Last weekend the kids and I attended Vision Forum’s Reformation of Food and the Family conference. Over the years, our eating has mirrored a roller coaster ride. I read and research and learn all this great information. I get excited and plan and have some great ideas. Then reality sets in. And it gets hard. And I get discouraged. Down goes the roller coaster as we run back to all the yuckies we need to be avoiding.
I think that is why I enjoyed this conference so much. It was such a great encouragement. One of the theme’s that was mentioned over and over by several speakers, is that eating well is a journey. It is something that takes time, and lots of learning over an even longer period of time.
For those of on this journey who are first generation sojourners, not only are we huffing and puffing trying to just keep on the path, we are also having to “cut” the path as we go. We don’t have a roadmap or gps, we have to find our way with each step. And if that’s not enough, there are plenty of money-hungry healthy eating experts out there that are happy to show us the way for a price.
Today, I drove about 45 minutes away to a little farm tucked away in the rolling hills of Texas. As I pulled up to the farm, chickens and guineas were roaming around the yard. A tiny red building next to the pig pen housed the freezers full of grass-fed beef, free-range chicken, and pastured pork. The fresh milk and eggs are in the fridge next to the house.
As we were getting out of the van, out runs two little blonde-haired girls with their mama not far behind. She helped me get my goods out to the van, then took us on a mini-tour of the farm. We chatted about the pigs and their family’s hopes of moving toward heritage pigs. Then we discussed how hard it is to butcher the animals you have grown to love over the couple of years it takes to fatten them up (without growth hormones, that is). She walked us back to the van when we were done, thanked us for coming out and said she looked forward to seeing us next time.
As we drove away, I thought to myself,
“That’s how it should be.”
Simple. Basic. Whole.
I left that farm feeling so full of peace. This is how it should be. We should have peace of mind about the things we eat and feed out families. And it doesn’t have to be this complicated food matrix. It really can be simple.
What about the cost?
I have been thinking about this quite a bit lately, especially with the rise in couponing (yes, I have tried my hand at it). I don’t remember the statistics, but I read something somewhere that said we (as in modern Americans) spend less of our total earnings on food than any other time in history (or any other country, currently). We want it cheap (or free) and we don’t care how devoid of nutrition it might be. In other words, we are a gluttonous generation that wants to be fed by the work of others. Another non-statistical bit of info…one in seven Americans is fed with food paid for by others (food stamps, free lunch program).
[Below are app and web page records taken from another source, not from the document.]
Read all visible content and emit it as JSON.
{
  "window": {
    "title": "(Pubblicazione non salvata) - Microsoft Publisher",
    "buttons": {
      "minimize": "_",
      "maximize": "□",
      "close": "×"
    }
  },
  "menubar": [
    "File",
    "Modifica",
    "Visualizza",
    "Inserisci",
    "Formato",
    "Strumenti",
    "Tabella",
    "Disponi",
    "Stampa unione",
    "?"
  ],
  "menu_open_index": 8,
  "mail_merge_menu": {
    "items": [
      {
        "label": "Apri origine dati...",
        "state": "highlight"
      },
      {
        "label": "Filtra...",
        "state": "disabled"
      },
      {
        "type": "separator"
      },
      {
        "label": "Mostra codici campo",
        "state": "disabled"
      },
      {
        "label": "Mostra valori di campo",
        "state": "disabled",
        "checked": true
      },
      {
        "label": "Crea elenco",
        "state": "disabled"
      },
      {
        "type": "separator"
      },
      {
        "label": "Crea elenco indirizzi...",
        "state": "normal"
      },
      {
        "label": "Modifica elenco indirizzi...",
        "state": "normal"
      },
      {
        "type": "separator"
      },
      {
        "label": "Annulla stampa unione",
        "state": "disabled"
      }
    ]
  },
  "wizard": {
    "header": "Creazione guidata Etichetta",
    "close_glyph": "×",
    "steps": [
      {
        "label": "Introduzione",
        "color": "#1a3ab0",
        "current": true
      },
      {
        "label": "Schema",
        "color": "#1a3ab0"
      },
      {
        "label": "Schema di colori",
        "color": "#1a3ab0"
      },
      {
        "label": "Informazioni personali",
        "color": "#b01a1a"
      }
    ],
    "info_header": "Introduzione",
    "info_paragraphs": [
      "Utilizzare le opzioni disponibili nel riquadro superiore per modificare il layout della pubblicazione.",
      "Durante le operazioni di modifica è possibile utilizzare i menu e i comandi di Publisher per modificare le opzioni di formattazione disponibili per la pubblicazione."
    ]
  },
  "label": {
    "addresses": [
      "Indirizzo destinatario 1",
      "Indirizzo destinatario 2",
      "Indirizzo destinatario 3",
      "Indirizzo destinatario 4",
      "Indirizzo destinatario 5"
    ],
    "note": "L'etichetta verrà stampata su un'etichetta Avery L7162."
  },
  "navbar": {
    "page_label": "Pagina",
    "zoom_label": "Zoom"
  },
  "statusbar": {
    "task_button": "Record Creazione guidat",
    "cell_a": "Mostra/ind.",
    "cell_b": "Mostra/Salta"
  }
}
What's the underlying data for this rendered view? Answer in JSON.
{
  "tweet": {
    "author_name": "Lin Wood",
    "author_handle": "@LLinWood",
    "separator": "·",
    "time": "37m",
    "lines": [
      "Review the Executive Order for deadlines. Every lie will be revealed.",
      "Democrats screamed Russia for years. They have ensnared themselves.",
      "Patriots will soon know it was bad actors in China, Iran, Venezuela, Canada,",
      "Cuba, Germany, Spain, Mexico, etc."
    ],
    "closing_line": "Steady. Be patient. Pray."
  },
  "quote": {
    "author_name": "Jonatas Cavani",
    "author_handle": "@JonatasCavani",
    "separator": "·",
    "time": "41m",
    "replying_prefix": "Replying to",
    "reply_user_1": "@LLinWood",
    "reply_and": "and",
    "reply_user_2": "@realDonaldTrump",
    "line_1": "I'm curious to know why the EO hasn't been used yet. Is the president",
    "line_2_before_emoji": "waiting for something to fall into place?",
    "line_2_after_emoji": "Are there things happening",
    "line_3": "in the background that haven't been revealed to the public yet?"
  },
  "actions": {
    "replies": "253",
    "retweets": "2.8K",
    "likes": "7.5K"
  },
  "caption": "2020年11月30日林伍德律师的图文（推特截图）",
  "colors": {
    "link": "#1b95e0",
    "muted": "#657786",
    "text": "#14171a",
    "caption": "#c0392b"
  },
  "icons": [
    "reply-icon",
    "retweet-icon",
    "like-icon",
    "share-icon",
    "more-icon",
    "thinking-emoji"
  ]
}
Real food cost money. Do you know why? Because real food is grown by real people. Real people can only work so many hours. Real people are affected by nature (remember the curse put on Adam?). Real people have to feed their own family. When you buy real food from a real person, you have to exchange something of real value for the real food.
This often comes in the form of sacrifice. For most of us, eating real food is a sacrifice. It may cost more than we would like to pay. We may have to travel further than we normally travel. It probably takes longer to prepare. But the reward, or should I say blessing, of our sacrifice is great.
As time allows, I am planning on writing a series of articles about where to begin in reforming our diets. Sometimes the hardest part of a journey is the first few steps. And often those steps must be taken in faith.
I would also like to spend some time on practical ways we can eat a more wholesome diet while at the same time living within our means. This can be a challenge, but honestly I think a big part of overcoming these challenges is changing our mind set.
One other topic that deserves to be examined is the different fads out there, even in the “healthy” food arena. Everything has a label and everyone is wearing one! As a Bible believing Christian, we should start and end with His Word as our source of reference. What does the Word say about our eating (does is say anything at all)?
Finally, I would like to leave you with a verse. I know that the food topic can sometimes be divisive. That is not my goal at all. I pray that all I say or teach others would be done in charity.
Though I speak with the tongues of men and of angels, and have not charity, I am become as sounding brass, or a tinkling cymbal.
1 Corinthians 13:1